Another significant site is the Walsall Canal, which paints a picture of the town’s robust industrial heritage. Once bustling with barges transporting goods, the canal now serves as a tranquil pathway for walkers and cyclists, offering scenic views and a peaceful retreat from the urban bustle. Along the canal, one can witness the blend of old and new, with restored canal-side buildings housing cafes and galleries, and bridges that tell stories of the past while connecting the town to its future.
Additionally, Walsall’s rich history is celebrated in its numerous museums and galleries. The Leather Museum, for instance, delves into the town’s famous leatherworking industry, displaying a vast collection of leather goods and offering live demonstrations of traditional leathercraft. For art enthusiasts, the New Art Gallery presents an impressive collection of modern and historical artworks, housed in a striking architectural landmark. This gallery not only showcases pieces by local and international artists but also serves as a community hub, hosting workshops, talks, and family activities.
These attractions, along with the town’s historical buildings and regular cultural festivals, make Walsall a vibrant destination, offering insights into its past while celebrating its present cultural dynamism.
Staying in Walsall
There are numerous accommodation options for travellers wishing to immerse themselves in the historical charm of Walsall. From quaint bed and breakfasts to modern hotels, the town caters to a range of preferences and budgets. Many of these lodgings are conveniently located near Walsall’s historical sites and cultural venues, allowing visitors easy access to explore the town’s treasures.
Several hotels in Walsall offer a blend of modern amenities and historical ambience. For a more personal touch, local bed and breakfasts provide cosy accommodations, often within beautifully restored buildings that reflect Walsall’s past. These establishments offer comfort and an opportunity to engage with local hosts who can share insights into the town’s history and culture.
For a fully immersive experience, travellers can stay in converted historical buildings, some of which date back to the 18th and 19th centuries. These unique accommodations directly connect to Walsall’s past, allowing guests to live within the walls that have witnessed centuries of history.

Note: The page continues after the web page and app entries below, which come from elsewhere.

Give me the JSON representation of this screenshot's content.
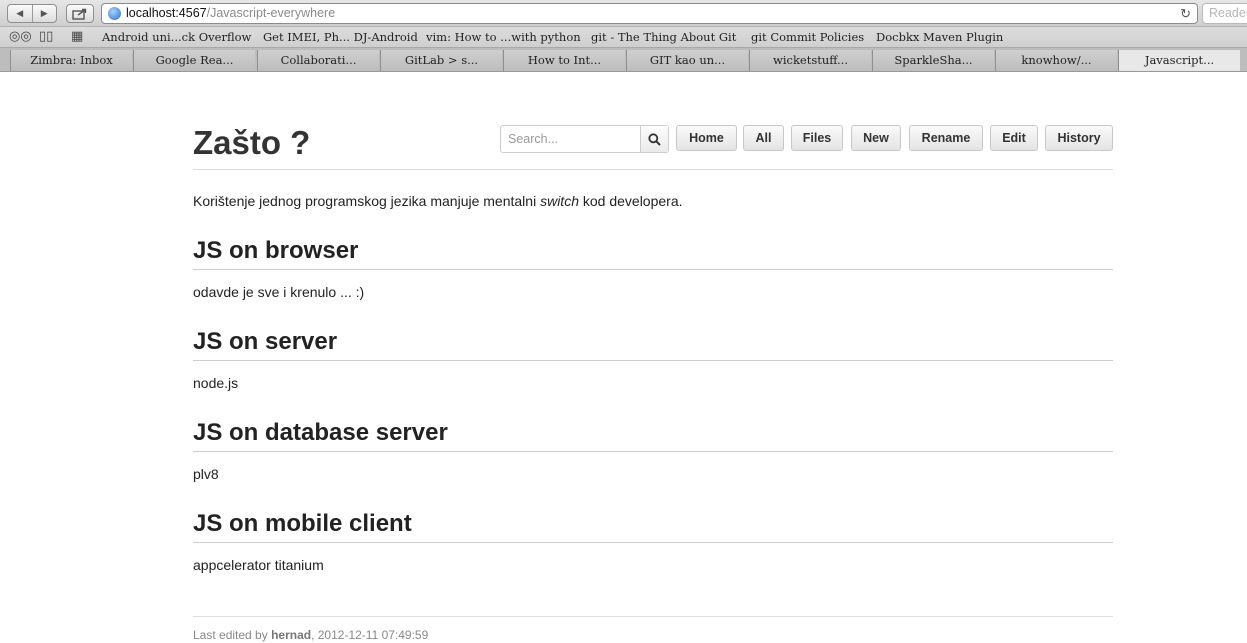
{
  "browser": {
    "url_host": "localhost:4567",
    "url_path": "/Javascript-everywhere",
    "reader_label": "Reader",
    "bookmarks": [
      "Android uni...ck Overflow",
      "Get IMEI, Ph... DJ-Android",
      "vim: How to ...with python",
      "git - The Thing About Git",
      "git Commit Policies",
      "Docbkx Maven Plugin"
    ],
    "tabs": [
      "Zimbra: Inbox",
      "Google Rea...",
      "Collaborati...",
      "GitLab > s...",
      "How to Int...",
      "GIT kao un...",
      "wicketstuff...",
      "SparkleSha...",
      "knowhow/...",
      "Javascript..."
    ],
    "active_tab_index": 9
  },
  "wiki": {
    "page_title": "Zašto ?",
    "search_placeholder": "Search...",
    "nav_buttons": [
      "Home",
      "All",
      "Files",
      "New",
      "Rename",
      "Edit",
      "History"
    ]
  },
  "content": {
    "intro_before": "Korištenje jednog programskog jezika manjuje mentalni ",
    "intro_emphasis": "switch",
    "intro_after": " kod developera.",
    "sections": [
      {
        "heading": "JS on browser",
        "text": "odavde je sve i krenulo ... :)"
      },
      {
        "heading": "JS on server",
        "text": "node.js"
      },
      {
        "heading": "JS on database server",
        "text": "plv8"
      },
      {
        "heading": "JS on mobile client",
        "text": "appcelerator titanium"
      }
    ]
  },
  "footer": {
    "prefix": "Last edited by ",
    "author": "hernad",
    "timestamp": ", 2012-12-11 07:49:59"
  }
}
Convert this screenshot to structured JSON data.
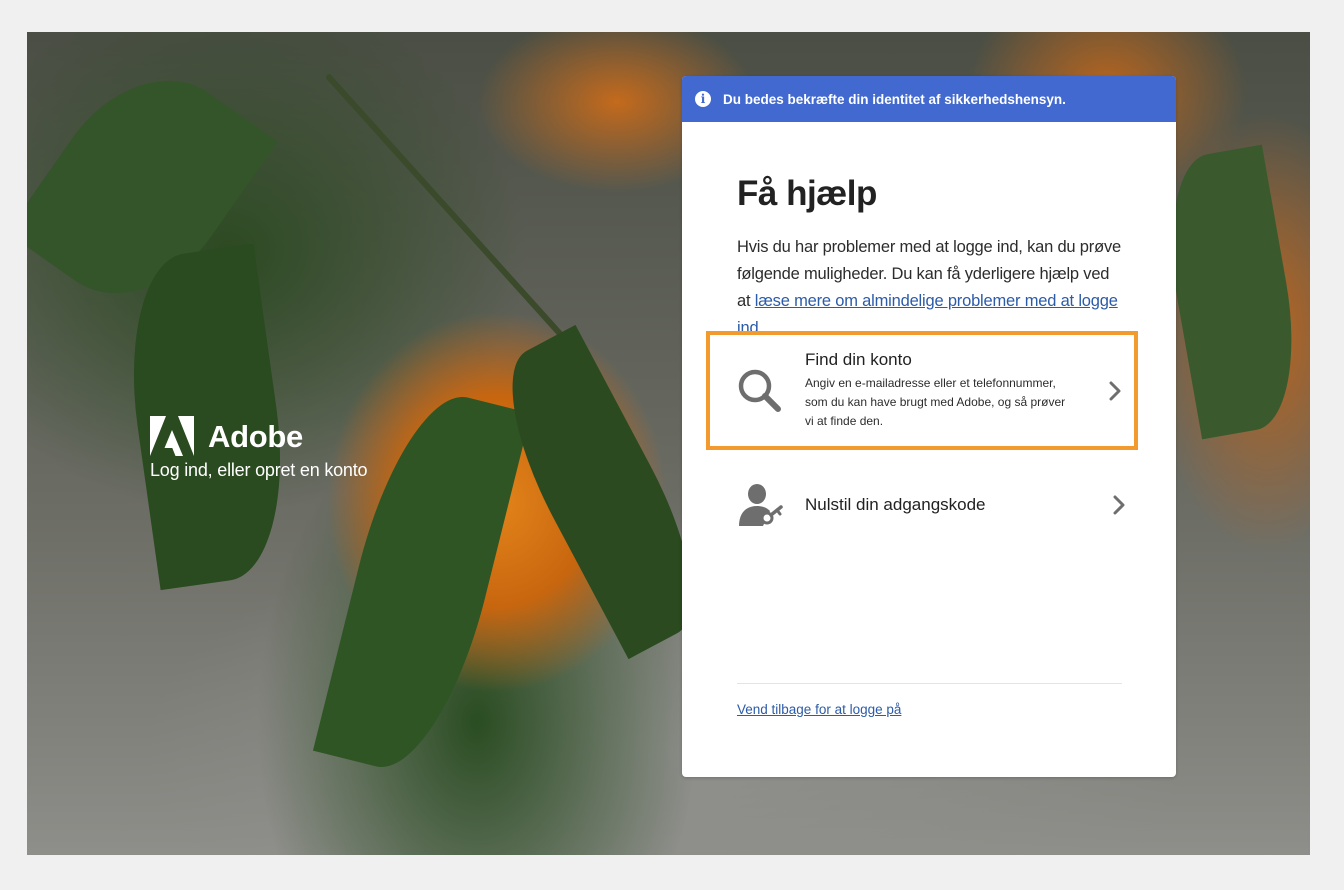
{
  "brand": {
    "name": "Adobe",
    "tagline": "Log ind, eller opret en konto",
    "logo_icon": "adobe-logo-icon"
  },
  "banner": {
    "icon": "info-icon",
    "glyph": "i",
    "text": "Du bedes bekræfte din identitet af sikkerhedshensyn.",
    "color": "#4269d0"
  },
  "page": {
    "title": "Få hjælp",
    "intro": "Hvis du har problemer med at logge ind, kan du prøve følgende muligheder. Du kan få yderligere hjælp ved at ",
    "intro_link": "læse mere om almindelige problemer med at logge ind",
    "intro_end": "."
  },
  "options": [
    {
      "icon": "search-icon",
      "title": "Find din konto",
      "description": "Angiv en e-mailadresse eller et telefonnummer, som du kan have brugt med Adobe, og så prøver vi at finde den.",
      "highlight_color": "#f29a2e"
    },
    {
      "icon": "user-key-icon",
      "title": "Nulstil din adgangskode"
    }
  ],
  "footer": {
    "back_link": "Vend tilbage for at logge på"
  }
}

In conclusion, Walsall’s journey through time is a fascinating blend of history, industry, and culture. From its early days as a medieval market town to its rise as a centre of the leather industry and its evolution into a modern town with deep historical roots, Walsall presents a rich tapestry for exploration. Whether visiting its museums, strolling through its parks, or staying in its historical accommodations, Walsall offers a unique opportunity to experience a slice of England’s rich and varied history.